Certainly it depends on what services will be provided, but once the comprehensive exam and treatment plan have been completed, two visits over the course of three weeks is about all the time it will take.
In three weeks you can have an unbelievable-looking smile. Your new restorations will look so natural that even your closest friends will not be able to tell that crowns or veneers have been used.
Dr. Acosta uses only master lab technicians to help achieve these results. Since he does not use metal in his restorations, there will never be any unsightly black lines near the gums or under the crowns.
Wouldn’t whitening be sufficient to give me the attractive smile I desire?
It all depends on the appearance of your teeth.
If your teeth are healthy and straight, a whitening procedure will give you a youthful,
But if your teeth are crooked, chipped, and crowded, then whitening will only give you white crooked, chipped, and crowded teeth. A situation like this may require veneers to give you the result you truly desire. Veneers can also overcome imperfections at the same time.
Where does bad breath come from?
Tooth decay and gums with deep pockets were once considered the major sources of bad breath. But today, the prime breeding ground of oral malodor is believed to be the tongue, specifically the grooves and fissures at the top of the tongue as well as the hard to reach base of the tongue. These bacteria feed on protein matter in the mouth, and it’s their byproducts (elevated levels of volatile sulfur compounds) that produce the offending smell we call bad breath.
The big question is how does this protein matter accumulate in the mouth that rest on the surface of the tongue, teeth, and gums? The answer is what we eat and drink and the way we live. Indulge too much in anything and you increase your odds of having bad breath.
Here are some culprits that create bad breath:
- Protein-rich foods â€“ meat, chicken, fish and dairy products.
- Cookies, candy, cake, or anything sugary. Sweets offer fuel for bacteria.
- Acidic foods. Watch out for coffee (caffeinated and decaffeinated) and citrus fruits. These foods create an ideal environment to speed up bacteria reproduction.
- Alcohol consumption, which has a drying effect in the mouth, help these anerobic bacteria thrive. Many products from foods to mouthwashes contain alcohol as an ingredient.
Perform your own personal test: Wait an hour after a meal or after you’ve brushed your teeth. Then give your wrist a hefty lick with your tongue. Then wait 10 seconds for the saliva to partially dry. Chances are, you’ll detect some aroma from the chemicals on your tongue. If it’s pleasant, hey you’re OK for now. If it’s not, you’ve got bad breath!
Make your appointment with us to have your oral comprehensive examination. We can suggest the correct treatment for your specific needs to help you with this controllable problem.
How does pregnancy effect oral health?
There is a connection between oral health and pregnancy. The surge in hormones, particularly an increase in estrogen and progesterone, is linked to an increase in the amount of plaque on your teeth. Other examples include soft tissue changes that are caused, in part, by changes in hormone levels and studies show that pregnant women with gum disease are more likely to have premature babies of low-birth weight.

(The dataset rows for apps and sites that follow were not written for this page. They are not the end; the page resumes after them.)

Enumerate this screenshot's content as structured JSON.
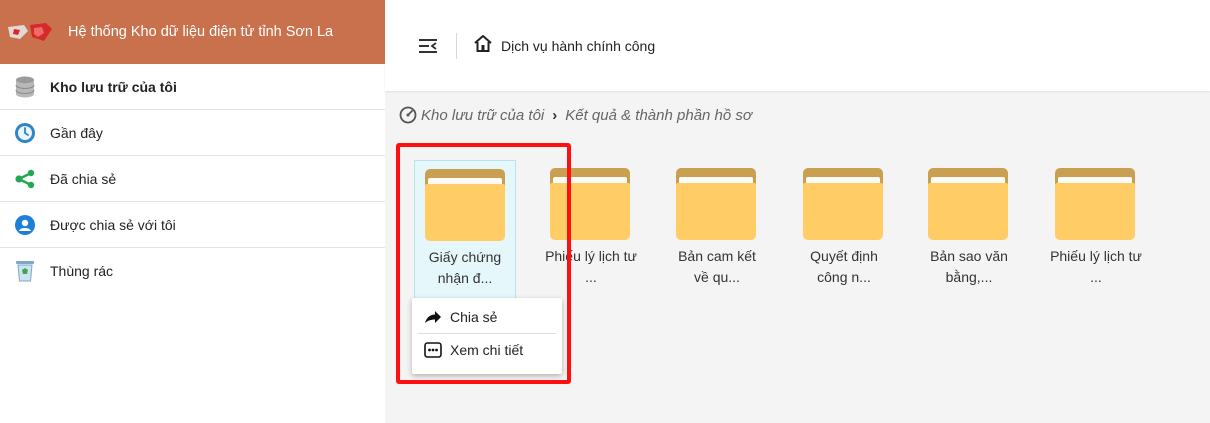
{
  "sidebar": {
    "brand_title": "Hệ thống Kho dữ liệu điện tử tỉnh Sơn La",
    "items": [
      {
        "label": "Kho lưu trữ của tôi",
        "icon": "database-icon",
        "active": true
      },
      {
        "label": "Gần đây",
        "icon": "clock-icon"
      },
      {
        "label": "Đã chia sẻ",
        "icon": "share-icon"
      },
      {
        "label": "Được chia sẻ với tôi",
        "icon": "shared-with-me-icon"
      },
      {
        "label": "Thùng rác",
        "icon": "trash-icon"
      }
    ]
  },
  "topbar": {
    "home_label": "Dịch vụ hành chính công"
  },
  "breadcrumb": {
    "items": [
      "Kho lưu trữ của tôi",
      "Kết quả & thành phần hồ sơ"
    ]
  },
  "folders": [
    {
      "name": "Giấy chứng nhận đ..."
    },
    {
      "name": "Phiếu lý lịch tư ..."
    },
    {
      "name": "Bản cam kết về qu..."
    },
    {
      "name": "Quyết định công n..."
    },
    {
      "name": "Bản sao văn bằng,..."
    },
    {
      "name": "Phiếu lý lịch tư ..."
    }
  ],
  "context_menu": {
    "items": [
      {
        "label": "Chia sẻ",
        "icon": "arrow-share-icon"
      },
      {
        "label": "Xem chi tiết",
        "icon": "more-details-icon"
      }
    ]
  },
  "colors": {
    "brand": "#c9714d",
    "folder": "#ffcc66",
    "folder_tab": "#c9a052",
    "highlight": "#ff1010",
    "selected_bg": "#e6f7fb"
  }
}
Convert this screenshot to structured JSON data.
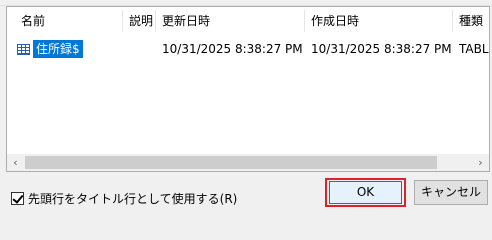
{
  "table": {
    "columns": [
      "名前",
      "説明",
      "更新日時",
      "作成日時",
      "種類"
    ],
    "rows": [
      {
        "name": "住所録$",
        "description": "",
        "modified": "10/31/2025 8:38:27 PM",
        "created": "10/31/2025 8:38:27 PM",
        "type": "TABL"
      }
    ],
    "row_icon": "table-icon"
  },
  "scrollbar": {
    "left_arrow": "‹",
    "right_arrow": "›"
  },
  "options": {
    "first_row_as_title_label": "先頭行をタイトル行として使用する(R)",
    "first_row_as_title_checked": true
  },
  "buttons": {
    "ok_label": "OK",
    "cancel_label": "キャンセル"
  },
  "colors": {
    "selection": "#0078d7",
    "highlight_border": "#d9232d"
  }
}
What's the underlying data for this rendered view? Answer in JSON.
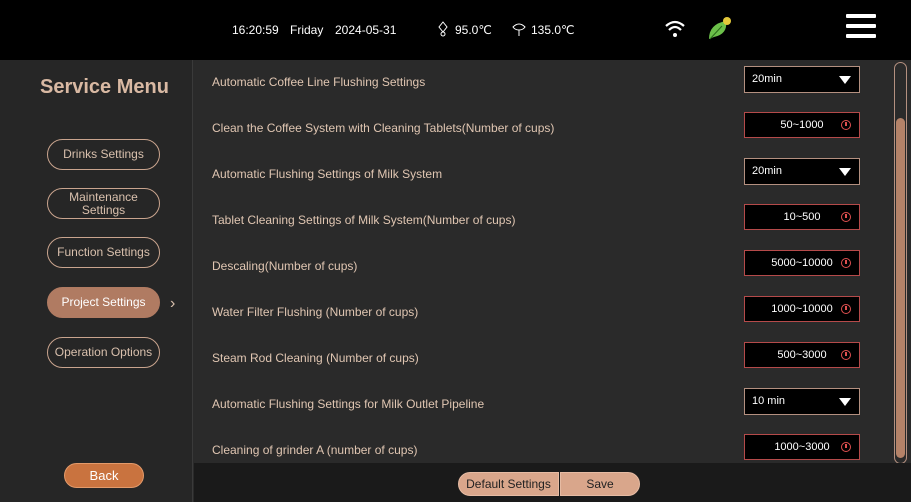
{
  "status_bar": {
    "time": "16:20:59",
    "day": "Friday",
    "date": "2024-05-31",
    "boiler_temp": "95.0℃",
    "steam_temp": "135.0℃",
    "icons": [
      "boiler-icon",
      "steam-icon",
      "wifi-icon",
      "leaf-icon",
      "hamburger-menu-icon"
    ]
  },
  "sidebar": {
    "title": "Service Menu",
    "items": [
      {
        "label": "Drinks Settings"
      },
      {
        "label": "Maintenance Settings"
      },
      {
        "label": "Function Settings"
      },
      {
        "label": "Project Settings",
        "active": true
      },
      {
        "label": "Operation Options"
      }
    ],
    "back_label": "Back"
  },
  "settings": [
    {
      "label": "Automatic Coffee Line Flushing Settings",
      "type": "dropdown",
      "value": "20min"
    },
    {
      "label": "Clean the Coffee System with Cleaning Tablets(Number of cups)",
      "type": "number",
      "placeholder": "50~1000"
    },
    {
      "label": "Automatic Flushing Settings of Milk System",
      "type": "dropdown",
      "value": "20min"
    },
    {
      "label": "Tablet Cleaning Settings of Milk System(Number of cups)",
      "type": "number",
      "placeholder": "10~500"
    },
    {
      "label": "Descaling(Number of cups)",
      "type": "number",
      "placeholder": "5000~10000"
    },
    {
      "label": "Water Filter Flushing (Number of cups)",
      "type": "number",
      "placeholder": "1000~10000"
    },
    {
      "label": "Steam Rod Cleaning (Number of cups)",
      "type": "number",
      "placeholder": "500~3000"
    },
    {
      "label": "Automatic Flushing Settings for Milk Outlet Pipeline",
      "type": "dropdown",
      "value": "10 min"
    },
    {
      "label": "Cleaning of grinder A (number of cups)",
      "type": "number",
      "placeholder": "1000~3000"
    }
  ],
  "bottom_bar": {
    "default_label": "Default Settings",
    "save_label": "Save"
  },
  "colors": {
    "accent": "#b07b62",
    "back_button": "#c9733f",
    "warning": "#e05050",
    "leaf": "#6cc04a"
  }
}
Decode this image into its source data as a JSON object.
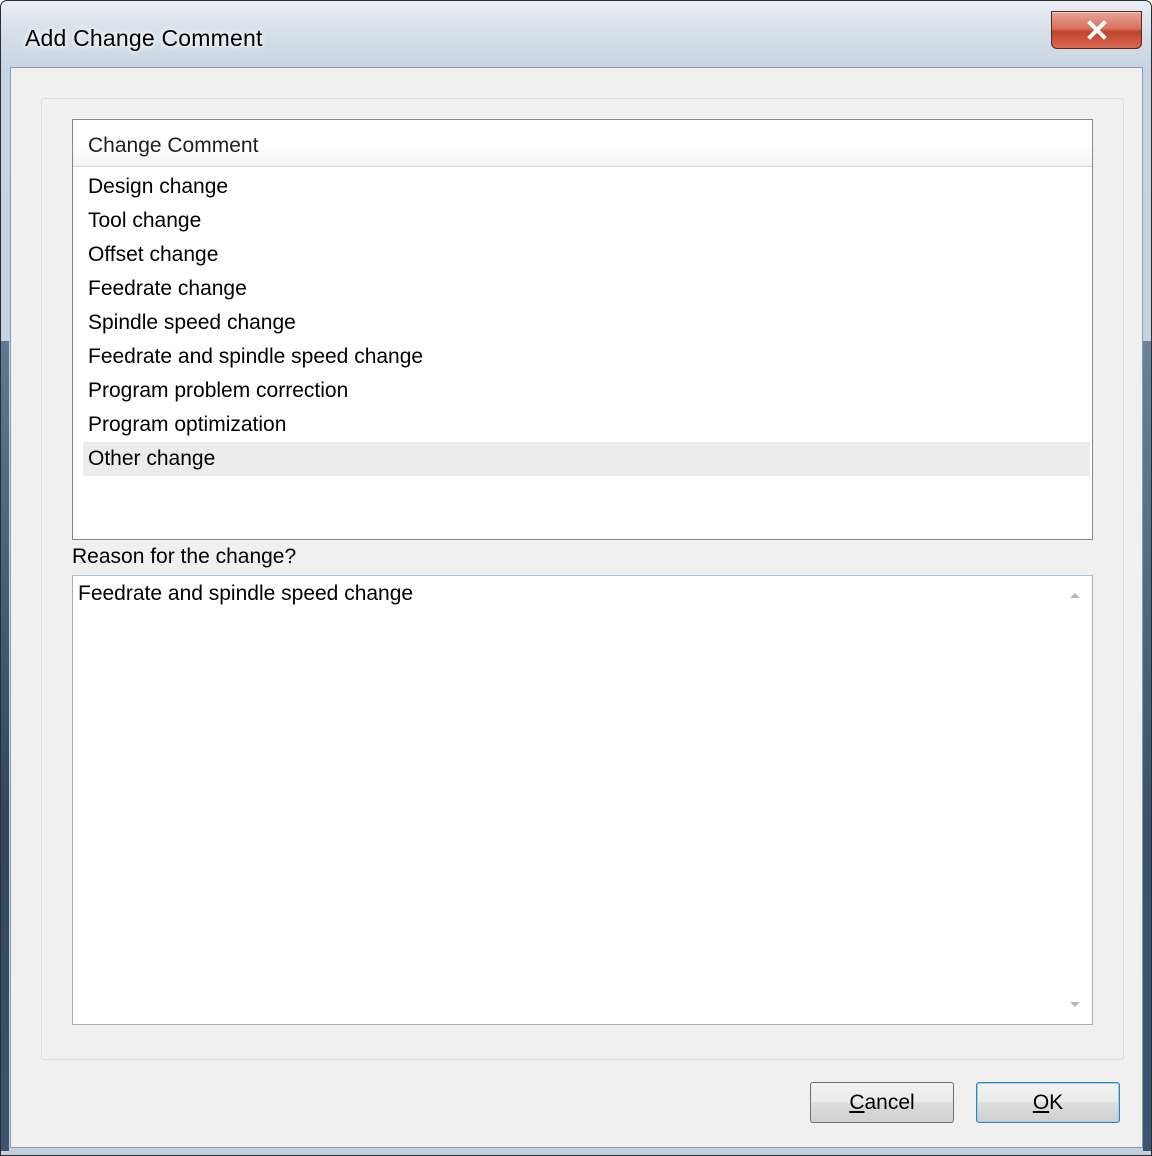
{
  "window": {
    "title": "Add Change Comment"
  },
  "list": {
    "column_header": "Change Comment",
    "items": [
      "Design change",
      "Tool change",
      "Offset change",
      "Feedrate change",
      "Spindle speed change",
      "Feedrate and spindle speed change",
      "Program problem correction",
      "Program optimization",
      "Other change"
    ],
    "highlighted_item": "Other change"
  },
  "reason": {
    "label": "Reason for the change?",
    "value": "Feedrate and spindle speed change"
  },
  "buttons": {
    "cancel_mnemonic": "C",
    "cancel_rest": "ancel",
    "ok_mnemonic": "O",
    "ok_rest": "K"
  },
  "icons": {
    "close": "close-icon",
    "scroll_up": "scroll-up-arrow-icon",
    "scroll_down": "scroll-down-arrow-icon"
  },
  "colors": {
    "close_button": "#c1432b",
    "client_bg": "#f0f0f0",
    "highlight_row": "#ececec",
    "default_button_border": "#3c7fb1"
  }
}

Plaque is an invisible, sticky layer of harmful bacteria that constantly forms on teeth. It causes gingivitis (red, swollen, tender gums) that are more likely to bleed. So-called “pregnancy gingivitis” affects most pregnant women to some degree and generally begins to surface in the second trimester. Gingivitis worsens during pregnancy, and if untreated can lead to periodontal disease.
Cleanings generally are safe during pregnancy. Going to the dentist will help you avoid any emergency problems during your pregnancy. If dental treatment is needed during pregnancy, the dentist will consult your primary care physician or OBGYN prior to rendering treatment.